↓↓↓

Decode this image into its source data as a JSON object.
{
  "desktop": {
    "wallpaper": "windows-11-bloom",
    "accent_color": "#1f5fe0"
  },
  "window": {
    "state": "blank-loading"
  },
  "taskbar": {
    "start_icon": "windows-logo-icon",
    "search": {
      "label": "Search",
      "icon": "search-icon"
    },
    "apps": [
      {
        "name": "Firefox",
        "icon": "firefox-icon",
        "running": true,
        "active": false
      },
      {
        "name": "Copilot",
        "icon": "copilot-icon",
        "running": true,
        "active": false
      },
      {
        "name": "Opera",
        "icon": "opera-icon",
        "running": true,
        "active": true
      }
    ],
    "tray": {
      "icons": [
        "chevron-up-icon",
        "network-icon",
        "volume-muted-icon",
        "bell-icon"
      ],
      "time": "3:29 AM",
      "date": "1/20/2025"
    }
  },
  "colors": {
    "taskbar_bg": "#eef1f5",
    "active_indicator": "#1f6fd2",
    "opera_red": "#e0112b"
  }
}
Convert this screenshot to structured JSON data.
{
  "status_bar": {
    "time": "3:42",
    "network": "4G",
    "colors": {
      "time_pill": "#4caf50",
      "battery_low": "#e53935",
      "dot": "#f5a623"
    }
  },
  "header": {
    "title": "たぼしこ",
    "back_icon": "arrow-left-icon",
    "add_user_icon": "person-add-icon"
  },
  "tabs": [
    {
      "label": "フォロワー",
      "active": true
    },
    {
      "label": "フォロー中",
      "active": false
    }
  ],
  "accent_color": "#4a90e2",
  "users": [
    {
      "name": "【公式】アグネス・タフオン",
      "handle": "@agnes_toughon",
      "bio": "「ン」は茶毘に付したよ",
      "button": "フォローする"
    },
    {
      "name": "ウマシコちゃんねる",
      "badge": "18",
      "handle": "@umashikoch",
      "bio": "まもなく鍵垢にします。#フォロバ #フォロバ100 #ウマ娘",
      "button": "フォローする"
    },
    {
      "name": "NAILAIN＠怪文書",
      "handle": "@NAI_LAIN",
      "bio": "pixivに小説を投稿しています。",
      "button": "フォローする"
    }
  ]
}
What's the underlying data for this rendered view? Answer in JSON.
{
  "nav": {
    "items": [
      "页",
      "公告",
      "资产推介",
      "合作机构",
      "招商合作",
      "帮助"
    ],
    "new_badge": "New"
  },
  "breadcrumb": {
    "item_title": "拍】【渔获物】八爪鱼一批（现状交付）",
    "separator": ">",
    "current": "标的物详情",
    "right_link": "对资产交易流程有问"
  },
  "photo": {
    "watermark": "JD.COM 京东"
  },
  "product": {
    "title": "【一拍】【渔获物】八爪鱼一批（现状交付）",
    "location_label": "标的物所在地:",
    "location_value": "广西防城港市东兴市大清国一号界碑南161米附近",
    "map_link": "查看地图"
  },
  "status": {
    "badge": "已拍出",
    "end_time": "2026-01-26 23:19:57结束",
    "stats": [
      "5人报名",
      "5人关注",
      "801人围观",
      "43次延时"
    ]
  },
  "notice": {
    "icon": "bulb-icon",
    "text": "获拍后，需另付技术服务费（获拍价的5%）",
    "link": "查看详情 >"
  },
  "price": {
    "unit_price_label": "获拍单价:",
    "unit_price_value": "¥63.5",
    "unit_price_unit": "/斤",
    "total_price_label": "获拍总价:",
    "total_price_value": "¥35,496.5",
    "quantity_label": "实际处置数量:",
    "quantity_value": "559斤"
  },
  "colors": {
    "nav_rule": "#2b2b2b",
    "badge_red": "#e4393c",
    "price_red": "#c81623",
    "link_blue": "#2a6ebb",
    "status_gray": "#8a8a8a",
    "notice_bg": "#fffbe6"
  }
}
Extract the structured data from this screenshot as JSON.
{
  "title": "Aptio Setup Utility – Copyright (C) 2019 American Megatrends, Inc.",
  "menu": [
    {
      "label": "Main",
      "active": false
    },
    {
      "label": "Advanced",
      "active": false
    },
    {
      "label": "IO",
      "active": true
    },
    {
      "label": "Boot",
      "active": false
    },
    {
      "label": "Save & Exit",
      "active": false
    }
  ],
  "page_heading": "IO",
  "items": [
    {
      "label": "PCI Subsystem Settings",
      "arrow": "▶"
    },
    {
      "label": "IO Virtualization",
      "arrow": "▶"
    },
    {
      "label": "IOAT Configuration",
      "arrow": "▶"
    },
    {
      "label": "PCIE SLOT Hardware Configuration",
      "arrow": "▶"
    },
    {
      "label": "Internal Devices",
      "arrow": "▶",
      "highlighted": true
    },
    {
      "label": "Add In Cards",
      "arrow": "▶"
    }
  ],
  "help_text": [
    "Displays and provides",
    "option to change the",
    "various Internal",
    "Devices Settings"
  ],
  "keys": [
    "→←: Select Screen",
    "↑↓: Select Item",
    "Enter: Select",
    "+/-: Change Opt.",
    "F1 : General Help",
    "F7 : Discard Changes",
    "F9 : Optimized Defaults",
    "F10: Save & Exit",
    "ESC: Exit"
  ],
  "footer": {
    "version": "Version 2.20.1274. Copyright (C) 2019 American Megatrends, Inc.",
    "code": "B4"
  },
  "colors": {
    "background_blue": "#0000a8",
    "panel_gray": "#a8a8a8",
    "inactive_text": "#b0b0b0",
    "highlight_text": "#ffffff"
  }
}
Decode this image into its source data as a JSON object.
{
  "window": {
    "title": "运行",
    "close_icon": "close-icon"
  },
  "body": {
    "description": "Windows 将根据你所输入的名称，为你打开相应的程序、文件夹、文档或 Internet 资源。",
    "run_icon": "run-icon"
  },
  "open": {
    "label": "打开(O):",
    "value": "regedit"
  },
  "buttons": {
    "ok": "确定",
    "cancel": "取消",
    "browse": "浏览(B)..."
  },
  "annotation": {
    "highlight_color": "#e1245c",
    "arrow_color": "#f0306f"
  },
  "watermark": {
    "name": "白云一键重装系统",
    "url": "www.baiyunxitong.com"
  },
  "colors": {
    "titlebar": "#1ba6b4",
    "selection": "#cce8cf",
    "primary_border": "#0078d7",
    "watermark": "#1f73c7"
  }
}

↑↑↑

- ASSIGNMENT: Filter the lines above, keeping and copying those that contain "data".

- TASK RESPONSE:
Decode this image into its source data as a JSON object.
Convert this screenshot to structured JSON data.
What's the underlying data for this rendered view? Answer in JSON.
Extract the structured data from this screenshot as JSON.
Decode this image into its source data as a JSON object.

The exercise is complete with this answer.